Model List of Single-Task GPs
ModelListGP: A multi-output model in which outcomes are modeled independently, given a list of any type of single-task GP. This model should be used when the same training data is not used for all outputs.
MultiTaskGP: a Hadamard multi-task, multi-output GP using an ICM kernel, inferring the noise level (does not require noise observations).
FixedNoiseMultiTaskGP: a Hadamard multi-task, multi-output GP using an ICM kernel, with fixed observation noise levels (requires noise observations).
All of the above models use Matérn 5/2 kernels with Automatic Relevance Discovery (ARD), and have reasonable priors on hyperparameters that make them work well in settings where the input features are normalized to the unit cube and the observations are standardized (zero mean, unit variance).
Implementing Custom Models
The configurability of the above models is limited (for instance, it is not straightforward to use a different kernel). Doing so is an intentional design decision -- we believe that having a few simple and easy-to-understand models for basic use cases is more valuable than having a highly complex and configurable model class whose implementation is difficult to understand.
Instead, we advocate that users implement their own models to cover more specialized use cases. The light-weight nature of BoTorch's Model API makes this easy to do. See the Using a custom BoTorch model in Ax tutorial for an example.
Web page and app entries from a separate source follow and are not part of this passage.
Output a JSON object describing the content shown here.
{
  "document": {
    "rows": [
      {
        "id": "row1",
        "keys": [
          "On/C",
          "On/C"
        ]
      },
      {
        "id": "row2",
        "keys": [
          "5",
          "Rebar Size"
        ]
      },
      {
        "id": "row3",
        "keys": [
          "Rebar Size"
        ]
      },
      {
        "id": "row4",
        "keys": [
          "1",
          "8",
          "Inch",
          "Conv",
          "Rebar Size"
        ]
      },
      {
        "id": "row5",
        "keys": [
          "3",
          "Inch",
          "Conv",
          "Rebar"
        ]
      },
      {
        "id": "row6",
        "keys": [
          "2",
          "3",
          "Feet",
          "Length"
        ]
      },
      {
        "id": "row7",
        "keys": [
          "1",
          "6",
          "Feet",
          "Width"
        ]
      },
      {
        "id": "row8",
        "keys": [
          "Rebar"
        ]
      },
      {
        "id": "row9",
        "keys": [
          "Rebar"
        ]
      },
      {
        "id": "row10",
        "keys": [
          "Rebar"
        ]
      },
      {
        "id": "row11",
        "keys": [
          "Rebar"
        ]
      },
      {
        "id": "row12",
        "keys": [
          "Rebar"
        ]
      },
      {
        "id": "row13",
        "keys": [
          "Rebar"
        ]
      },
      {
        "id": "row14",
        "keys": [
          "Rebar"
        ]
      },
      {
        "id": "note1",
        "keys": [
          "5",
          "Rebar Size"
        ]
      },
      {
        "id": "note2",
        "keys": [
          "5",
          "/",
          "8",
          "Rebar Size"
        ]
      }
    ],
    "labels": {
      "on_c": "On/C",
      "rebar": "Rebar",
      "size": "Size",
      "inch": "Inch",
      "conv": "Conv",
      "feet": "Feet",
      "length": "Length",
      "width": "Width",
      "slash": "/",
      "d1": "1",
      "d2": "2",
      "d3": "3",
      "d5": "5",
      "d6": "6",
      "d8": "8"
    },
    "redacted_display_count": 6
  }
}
If you happen to implement a model that would be useful for other researchers as well (and involves more than just swapping out the Matérn kernel for an RBF kernel), please consider contributing this model to BoTorch.